This blog deals mainly with things that might happen in outer space. But what, in that plausible midfuture, might be happening back on Earth?
I presume here that post industrial civilization on Earth does not fail in any of the familiar ways, nor in novel ones. If it does, nothing much will be happening in space except the patient beeping of robotic systems executing the last instructions they received. (If they are sending instructions to each other that is its own story, but not one I'll deal with here.)
If humans can live in space with no support from Earth, we are almost by definition past the midfuture, even if the far future comes sooner than I expected.
Current fashion, and it is a reasonable one, is to see the world political order reverting to a familiar great power structure: something like China, India, the US, the EU, Russia, Brazil, more or less.
The traditional definition of a great power is one that can take on any other great power. As I've argued before, it is not clear how far post industrial powers can take each other on without taking each other out. And even midrank powers can arm themselves with deterrents that will give a great power reason to pause.
A more practical definition for this century may be that a great power is a country that can project significant military force abroad. This is frightfully expensive.

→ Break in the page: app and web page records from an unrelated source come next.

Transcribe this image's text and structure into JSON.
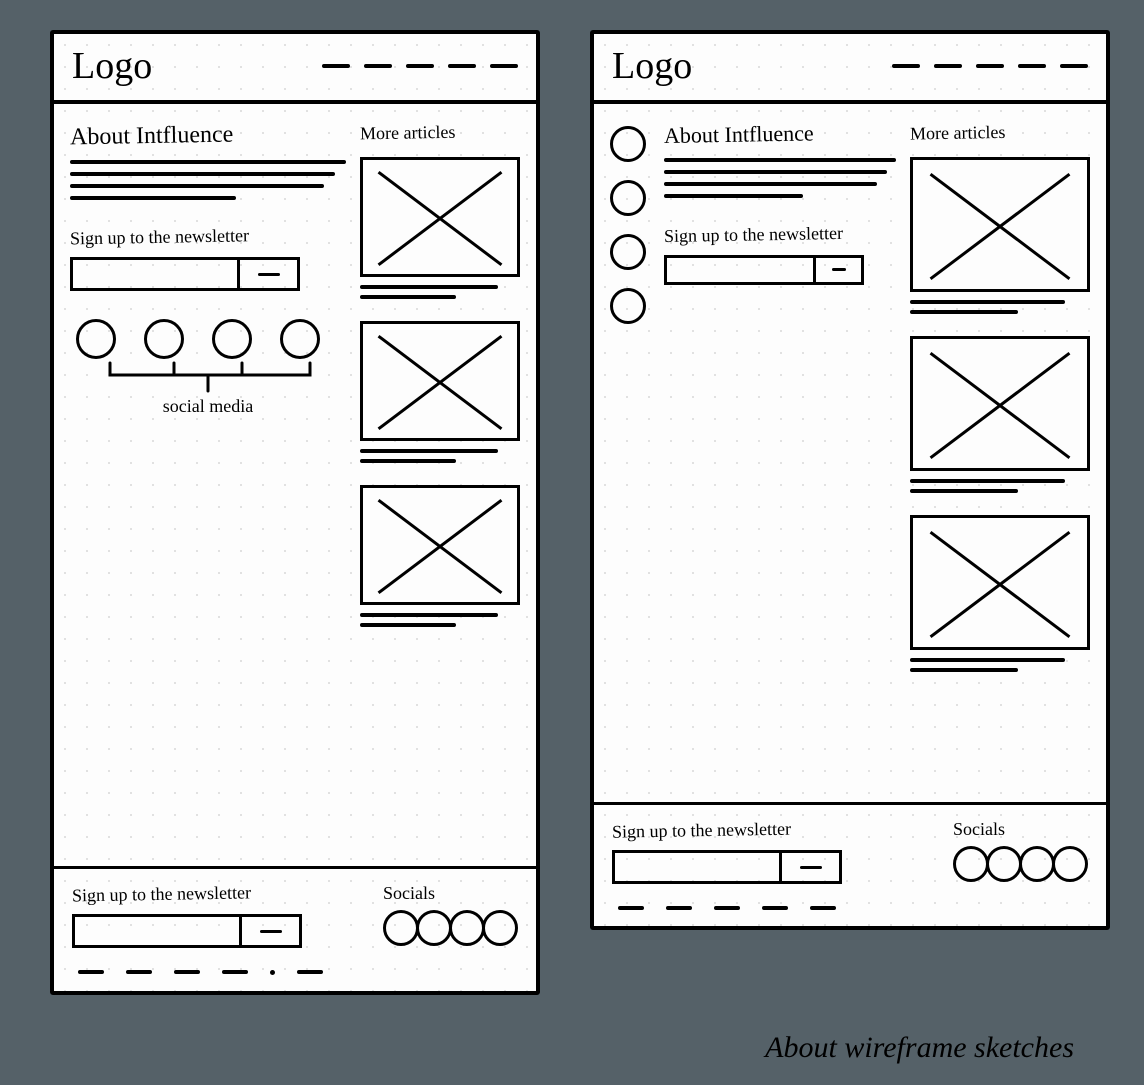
{
  "caption": "About wireframe sketches",
  "logo_text": "Logo",
  "nav_item_count": 5,
  "share_icon_count": 4,
  "frame1": {
    "heading": "About Intfluence",
    "newsletter_label": "Sign up to the newsletter",
    "social_caption": "social media",
    "sidebar_title": "More articles",
    "article_count": 3,
    "footer": {
      "newsletter_label": "Sign up to the newsletter",
      "socials_label": "Socials",
      "socials_count": 4,
      "footer_link_count": 5
    }
  },
  "frame2": {
    "heading": "About Intfluence",
    "newsletter_label": "Sign up to the newsletter",
    "sidebar_title": "More articles",
    "article_count": 3,
    "footer": {
      "newsletter_label": "Sign up to the newsletter",
      "socials_label": "Socials",
      "socials_count": 4,
      "footer_link_count": 5
    }
  }
}
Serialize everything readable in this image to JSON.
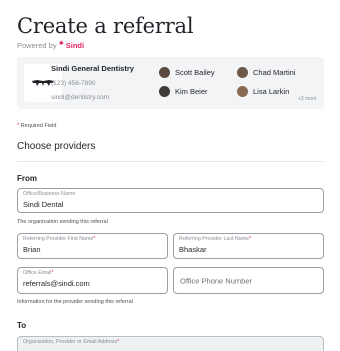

Militia war and tribal war are cheap, but the kind of war great powers make has gone far to price itself out of the market. Forces are much smaller than a century ago, and while their ability to blow stuff up is far greater, it still means less to go around.
For reasons discussed in the ground warfare post and - at much greater length - the discussion thread that followed, I believe that while sheer destructive power favors the offensive, in modern conditions the ability to exercise control favors the defensive. Big, heavy aircraft - assault and transport types - will be at great risk over hostile terrain, while logistic support convoys will be at risk as soon as they start moving.
Over time these conditions should favor political decentralization. Midrank powers have less need of a great power patron. And in the extreme case a central authority can blow a rebel province off the map, but cannot expect to reconquer it and find it in any condition to pay taxes. (China's underlying problem with Taiwan.)
How far might decentralization proceed? I will suggest that the 'natural' political, social, and economic unit of the midfuture may be the city. In the Western political tradition this would be full circle: Western political thought from Socrates to Machiavelli developed in a context of city states.
The great cities of today are a thousand times larger, with metro area populations in the tens of millions instead of tens of thousands, but they still have an inherent structural unity that megacorps lack. They lend themselves to regional government, and their economies are large enough to support the elements of a modern defensive umbrella, including if needed a nuclear deterrent.
Cities might form leagues, as medieval German cities formed the Hanseatic League, but more for economic than security reasons, since the added security of a league is only modest. Global politics in such an environment might take a variety of forms, from coalitions of leagues to a limited world government, to a welter of jurisdictions so complex we might have trouble describing it.
So ... what might a world of city states be like?
Related Posts: Goodbye, Westphalia, and Futures of Power Politics: Tank Commander.
The image comes from this 3-D screen saver site.